March 16, 1946 – Labor Unrest At Home – Political Unrest Overseas
March 16, 1946. – 7 months after the end of World War 2 and Labor continued to be an issue domestically and the beginnings of the Cold War was taking shape overseas, if The United Nations was any indication. The Coal Strike was dragging on and President Truman was calling in all parties in an attempt to break the deadlock. A conference was set to take place on this day, but all indications were hardly encouraging with John L. Lewis of The Mine Workers once agin locked in a room with Charles O’Neil representing the Mine Operators. The issue of the Workers Welfare Fund had already threatened to derail talks. According to sources, the principle question to be discussed on this day was whether it was worthwhile to ask the UMW (United Mine Workers) to reopen negotiations as they had been broken off indefinitely the day before, but they were trying again this day.
Also on the Labor front – government officials were pushing plans for a seizure of the nation’s railroads if necessary to stall a strike set for this coming weekend. President Truman vowed to take such action if it proved to be necessary.
And The United Nations Security Council was in session, meeting over the issue of Albania‘s request to join the UN. The U.S. was confident the body would approve Albania’s admission, against the Soviet Union’s objections, but it put forth a plan to delay for two months any final decision. The U.S. was hopeful they could count on enough votes, thus overriding Russia’s objections. Soviet Foreign Minister Gromyko was expected to return to Council meetings, after a lengthy absence. The UN Commission on Human Rights, with its final report to the Economic and Social Council blocked by the opposition of a Russian Representative, was slated to convene later this day for another effort to win approval for its recommendations. Clashes between the Russians and commission Chairman Mrs. Roosevelt the day before, when he refused to approve the report, because of his objections to two of the recommendations.
In Europe, 31 persons were wounded by hand-grenades in Naples, when Monarchists tried to rush Communists barricaded inside Communist Headquarters. Five of the wounded were in critical condition. 20 Communists were arrested.
And Arab leaders said they believed King Farouk of Egypt was assembling a campaign to halt a swing of Arab states towards Russia. They made clear they did not expect Soviet help in Palestine.
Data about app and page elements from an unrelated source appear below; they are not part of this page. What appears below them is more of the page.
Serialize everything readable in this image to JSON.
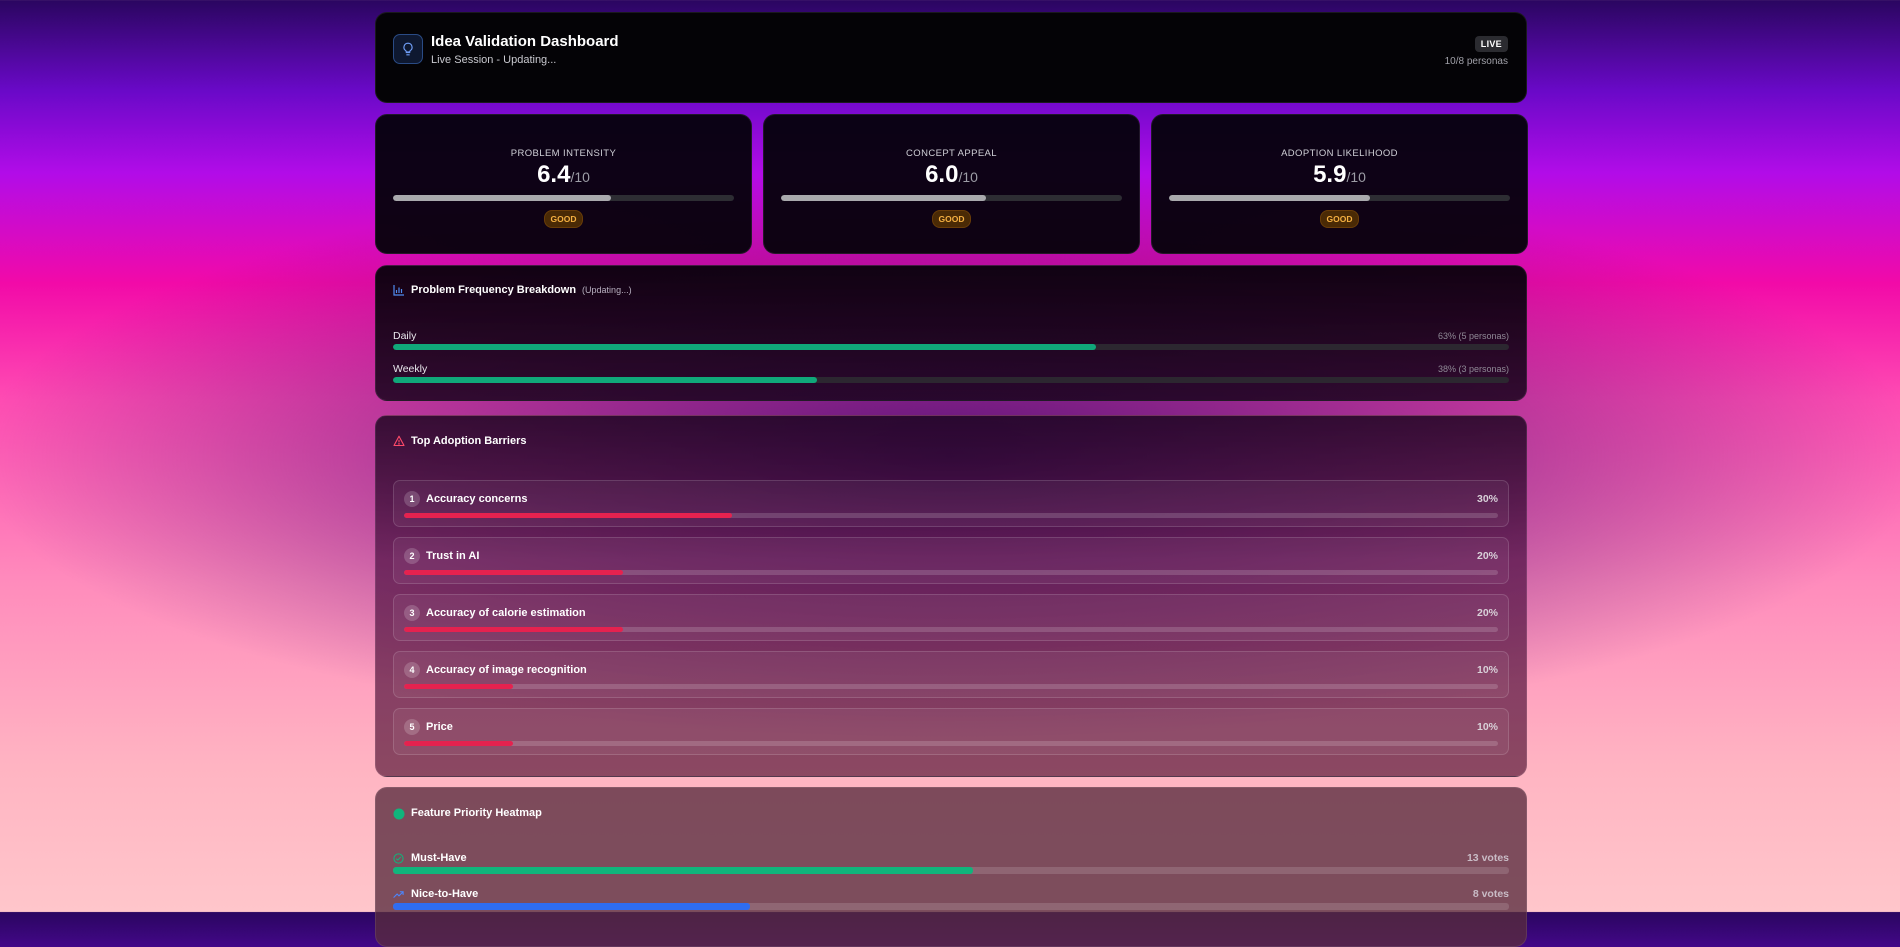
{
  "header": {
    "title": "Idea Validation Dashboard",
    "subtitle": "Live Session - Updating...",
    "live_badge": "LIVE",
    "personas": "10/8 personas"
  },
  "metrics": [
    {
      "label": "PROBLEM INTENSITY",
      "value": "6.4",
      "denominator": "/10",
      "fill": 0.64,
      "badge": "GOOD"
    },
    {
      "label": "CONCEPT APPEAL",
      "value": "6.0",
      "denominator": "/10",
      "fill": 0.6,
      "badge": "GOOD"
    },
    {
      "label": "ADOPTION LIKELIHOOD",
      "value": "5.9",
      "denominator": "/10",
      "fill": 0.59,
      "badge": "GOOD"
    }
  ],
  "frequency": {
    "title": "Problem Frequency Breakdown",
    "note": "(Updating...)",
    "rows": [
      {
        "label": "Daily",
        "meta": "63% (5 personas)",
        "fill": 0.63
      },
      {
        "label": "Weekly",
        "meta": "38% (3 personas)",
        "fill": 0.38
      }
    ]
  },
  "barriers": {
    "title": "Top Adoption Barriers",
    "items": [
      {
        "rank": "1",
        "name": "Accuracy concerns",
        "pct": "30%",
        "fill": 0.3
      },
      {
        "rank": "2",
        "name": "Trust in AI",
        "pct": "20%",
        "fill": 0.2
      },
      {
        "rank": "3",
        "name": "Accuracy of calorie estimation",
        "pct": "20%",
        "fill": 0.2
      },
      {
        "rank": "4",
        "name": "Accuracy of image recognition",
        "pct": "10%",
        "fill": 0.1
      },
      {
        "rank": "5",
        "name": "Price",
        "pct": "10%",
        "fill": 0.1
      }
    ]
  },
  "heatmap": {
    "title": "Feature Priority Heatmap",
    "rows": [
      {
        "label": "Must-Have",
        "votes": "13 votes",
        "fill": 0.52,
        "color": "#10b57c",
        "icon": "check-circle-icon"
      },
      {
        "label": "Nice-to-Have",
        "votes": "8 votes",
        "fill": 0.32,
        "color": "#2f6df0",
        "icon": "trending-up-icon"
      }
    ]
  },
  "colors": {
    "good_badge": "#f5b042",
    "barrier_bar": "#e5224f",
    "frequency_bar": "#10a87a",
    "header_icon_accent": "#6f9df5"
  }
}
And that’s a small slice of the news as it was presented by Newsman and Commentator Frazier Hunt for March 16, 1946.